CurcuminBP is a standardized extract of turmeric enhanced with black pepper. It has a powerul anti-inflammatory action and it is very helpful for relieving joint and digestive pain.

IF Relief
contains the anti-inflammatory ingredients turmeric, boswellia, mangosteen and andrographis along with the analgesic white willow bark. It is a very helpful remedy for many types of pain. It is especially useful for easing pain and speeding healing after injury or surgery.

Relief Formula
has a number of anti-inflammatory and analgesic ingreclients—turmeric, boswellia, hops, mangosteen, andrographis and willow bark. It also contains an extract of Phellodendron bark, which is a natural substance that inhibits pain in the same way as most NSAIDs. Besides these herbal ingredients, it contains cil-phenylalanine, which helps the body to make natural pain-relieving neurotransmitters and protease enzymes, which are naturally anti-inflammatory.


Since tension and stress contribute to pain, remedies that help the body relax and promote sleep can also be helpul For pain. Valerian, lobelia, and wood betony are examples of herbs that ease pain by reducing tension and stress.

Nerve Eight is both a relaxing nervine and an anti-infammatory analgesic. It contains white willow and black cohosh, with their analgesic salicylates.

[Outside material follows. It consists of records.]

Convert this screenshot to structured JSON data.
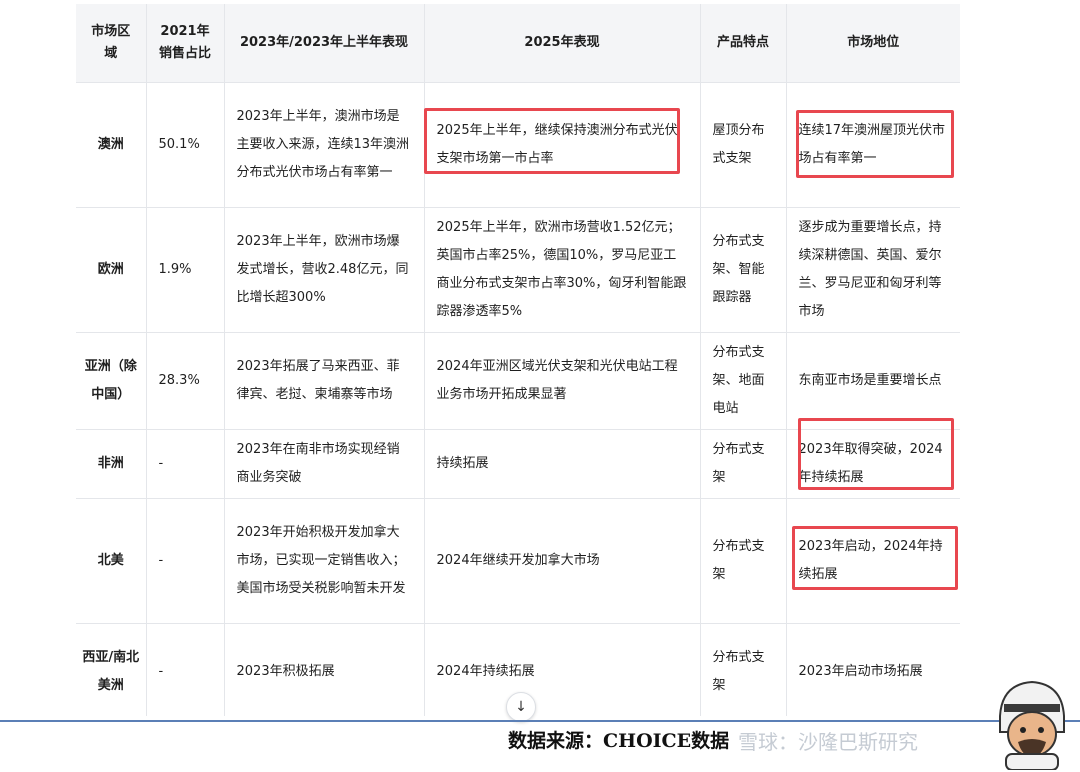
{
  "headers": [
    "市场区域",
    "2021年销售占比",
    "2023年/2023年上半年表现",
    "2025年表现",
    "产品特点",
    "市场地位"
  ],
  "rows": [
    {
      "region": "澳洲",
      "share": "50.1%",
      "perf2023": "2023年上半年，澳洲市场是主要收入来源，连续13年澳洲分布式光伏市场占有率第一",
      "perf2025": "2025年上半年，继续保持澳洲分布式光伏支架市场第一市占率",
      "product": "屋顶分布式支架",
      "position": "连续17年澳洲屋顶光伏市场占有率第一"
    },
    {
      "region": "欧洲",
      "share": "1.9%",
      "perf2023": "2023年上半年，欧洲市场爆发式增长，营收2.48亿元，同比增长超300%",
      "perf2025": "2025年上半年，欧洲市场营收1.52亿元；英国市占率25%，德国10%，罗马尼亚工商业分布式支架市占率30%，匈牙利智能跟踪器渗透率5%",
      "product": "分布式支架、智能跟踪器",
      "position": "逐步成为重要增长点，持续深耕德国、英国、爱尔兰、罗马尼亚和匈牙利等市场"
    },
    {
      "region": "亚洲（除中国）",
      "share": "28.3%",
      "perf2023": "2023年拓展了马来西亚、菲律宾、老挝、柬埔寨等市场",
      "perf2025": "2024年亚洲区域光伏支架和光伏电站工程业务市场开拓成果显著",
      "product": "分布式支架、地面电站",
      "position": "东南亚市场是重要增长点"
    },
    {
      "region": "非洲",
      "share": "-",
      "perf2023": "2023年在南非市场实现经销商业务突破",
      "perf2025": "持续拓展",
      "product": "分布式支架",
      "position": "2023年取得突破，2024年持续拓展"
    },
    {
      "region": "北美",
      "share": "-",
      "perf2023": "2023年开始积极开发加拿大市场，已实现一定销售收入；美国市场受关税影响暂未开发",
      "perf2025": "2024年继续开发加拿大市场",
      "product": "分布式支架",
      "position": "2023年启动，2024年持续拓展"
    },
    {
      "region": "西亚/南北美洲",
      "share": "-",
      "perf2023": "2023年积极拓展",
      "perf2025": "2024年持续拓展",
      "product": "分布式支架",
      "position": "2023年启动市场拓展"
    }
  ],
  "footer": {
    "source": "数据来源：CHOICE数据",
    "watermark": "雪球：沙隆巴斯研究",
    "scroll_icon": "↓"
  },
  "highlight_color": "#e8474f"
}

It also has relaxing nervines like Valerian, hops and wood betony, along with the anti-inflammatory herbs devil’s claw and ginger.


Vulneraries are herbs that help tissues to heal. While not
directly pain relieving, vulneraries are possibly the ultimate pain relievers, because they help to remove the cause of a person’s pain by helping tissues return to their normal state.

These remedies can be taken along with analgesics and anti-inflammatories to help permanently ease pain clue to tissue damage.

1. Joint Support, is a traditional formula for easing arthritis pain by reducing inflammation and promoting healing of joints.
2. PLS II is another vulnerary formula that can ease pain by healing tissues. Originally designed as a poultice formula, you can empty the capsules, mix the contents with a little water or aloe vera juice to make a thick paste. This can then be applied topically to insect bites, swellings and minor injuries to promote healing and ease pain.

This information is for educational purposes only. Consult with a qualified health practitioner for all serious or persistent illness.
Copyright © 1990 by Robinson & Horne, L.C., P.O. Box 1028, Roosevelt, UT 84066. This material may be duplicated for educational purposes only (not for resale) provided it is not altered in any way.